What are effective coughing teaching techniques?
Place the patient in semi-fowlers position, leaning forward. Provide a pillow or folded bath blanket to use in splinting incision. Ask the patient to inhale and exhale deeply and slowly through the nose three times, take a deep breath and hold if for three seconds, hack out for three short breathes, cough deeply once or twice, taken another deep breathe. Repeat q 2 hr.
How long does it take for peristalsis to return after GI surgery?
24 - 48 hours after the bowel is handled.
What are directions for leg exercises to increase venous return?
Lie in a semi-fowlers position, bend the knee, raise the foot and keep it elevated for a few seconds. Extend the lower leg. Lower the leg to the bed. Do this 5 times with one leg, then repeat with the other leg. Point toes of both feet toward the foot of the bed, relax both feed. Pull toes toward the chin, relax both feet. Make circles with both ankles. First circle to the right, then the left. Repeat 3 times. Relax both feet.
What are the pre-operative patient care checks on the day of surgery?
Check consents are signed, witnessed and correct, advanced directives, and patients chart. Gather needed equipment and supplies, perform hand hygiene. CHECK VITAL SIGNS. Notify of any changes. Provide hygiene and oral care. REMIND PT OF FOOD AND FLUID RESTRICTIONS. Instruct pt to remove all personal clothing. Ask pt to remove all cosmetics, jewelry etc. Give valuables to family member or hospital safe. HAVE PT EMPTY BLADDER. Attend to any pre-operative orders. Complete pre-op checklist. ADMIN PRE-OP MEDS AS PRESCRIBED. Raise side rails, place bed in lowest position. Instruct pt to remain in bed. Help transport pt. Tell family of pt where pt will be taken after surgery and location of waiting room. Prepare room with post-op bed for pt. Anticipate any necessary equipment.
What is the average PACU stay?
What is immediately assessed post-operatively?
Respiratory status, cardiovascular status, CNS status, fluid status, wound status, pain management and general condition.
What are the steps in conscious return?
1. unconciousness, 2. response to touch and sounds, 3. drowsiness, 4. awake but not oriented, 5. awake and oriented.
What factors are assessed individually post-operatively?
Vital signs and oxygen saturation, color and temperature of skin, LOC, IV, surgical site, other tubes, comfort, position and safety.
How do you promote post-operative rest and comfort with Nausea and Vomiting?
Avoid giving pt large fluids or fluid at one time, esp after being NPO. Admin prescribe meds.

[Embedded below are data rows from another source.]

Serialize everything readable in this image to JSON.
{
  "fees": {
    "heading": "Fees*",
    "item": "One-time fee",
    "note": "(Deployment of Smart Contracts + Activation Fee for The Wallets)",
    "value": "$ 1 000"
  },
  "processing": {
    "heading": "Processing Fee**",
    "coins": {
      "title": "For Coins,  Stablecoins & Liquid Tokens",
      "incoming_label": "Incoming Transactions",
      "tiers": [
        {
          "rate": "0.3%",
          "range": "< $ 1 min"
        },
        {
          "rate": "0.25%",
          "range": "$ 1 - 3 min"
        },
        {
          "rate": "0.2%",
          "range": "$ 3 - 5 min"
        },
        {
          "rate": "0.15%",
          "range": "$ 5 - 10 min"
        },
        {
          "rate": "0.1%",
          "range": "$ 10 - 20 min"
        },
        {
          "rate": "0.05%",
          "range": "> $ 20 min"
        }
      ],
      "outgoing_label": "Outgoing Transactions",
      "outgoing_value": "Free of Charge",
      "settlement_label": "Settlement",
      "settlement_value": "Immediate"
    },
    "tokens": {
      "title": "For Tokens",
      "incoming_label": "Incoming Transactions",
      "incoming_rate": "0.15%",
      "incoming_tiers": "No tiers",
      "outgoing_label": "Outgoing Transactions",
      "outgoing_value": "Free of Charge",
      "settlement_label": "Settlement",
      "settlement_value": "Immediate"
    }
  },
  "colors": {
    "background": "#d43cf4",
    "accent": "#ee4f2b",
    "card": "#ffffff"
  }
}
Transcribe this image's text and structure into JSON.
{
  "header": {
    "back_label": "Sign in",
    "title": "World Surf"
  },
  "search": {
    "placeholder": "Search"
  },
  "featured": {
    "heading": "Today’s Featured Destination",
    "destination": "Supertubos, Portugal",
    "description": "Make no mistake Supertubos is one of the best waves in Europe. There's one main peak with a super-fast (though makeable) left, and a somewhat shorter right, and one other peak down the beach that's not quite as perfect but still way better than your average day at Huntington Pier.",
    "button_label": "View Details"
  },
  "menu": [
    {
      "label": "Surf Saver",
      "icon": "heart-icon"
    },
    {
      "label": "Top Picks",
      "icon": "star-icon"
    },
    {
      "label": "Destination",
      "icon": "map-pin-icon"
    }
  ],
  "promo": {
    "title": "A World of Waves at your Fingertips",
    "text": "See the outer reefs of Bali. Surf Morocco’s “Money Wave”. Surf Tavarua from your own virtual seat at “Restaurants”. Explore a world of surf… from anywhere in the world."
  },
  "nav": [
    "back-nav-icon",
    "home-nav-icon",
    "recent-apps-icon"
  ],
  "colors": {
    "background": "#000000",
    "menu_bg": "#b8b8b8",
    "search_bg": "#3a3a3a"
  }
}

Provide oral hygiene, as needed. Maintain clean environment. Avoid use of a straw. Avoid strong-smelling foods. Assess for possible allergy to meds, such as antibiotics or analgesics. Maintain bowel elimination.
How do you promote post-operative rest and comfort with Thirst?
Offer sips of water or ice chips when NPO (if permitted). Maintain oral hygiene.
How do you promote post-operative rest and comfort with hiccups?
Have the patient do the following: take several shallows of water while holding the breathe (if not NPO), rebreathe into a paper bag, eat a teaspoon of granulated sugar.
How do you promote post-operative rest and comfort with Surgical Pain?
Assess pain frequently, admin prescribed analgesics q 2 - 4 hours or reg schedule during the first 24 - 36 hours. Reinforce preoperative teaching for pain management. Offer nonpharmacologic measures to supplement meds: massage, position changes, relaxation, guided imagery, meditation, music.
How often do you do VS post-operatively?
q 15 min for first hour, q 30 min for next 2 hours, q 1 hour next 4 hours, then every 4 hours.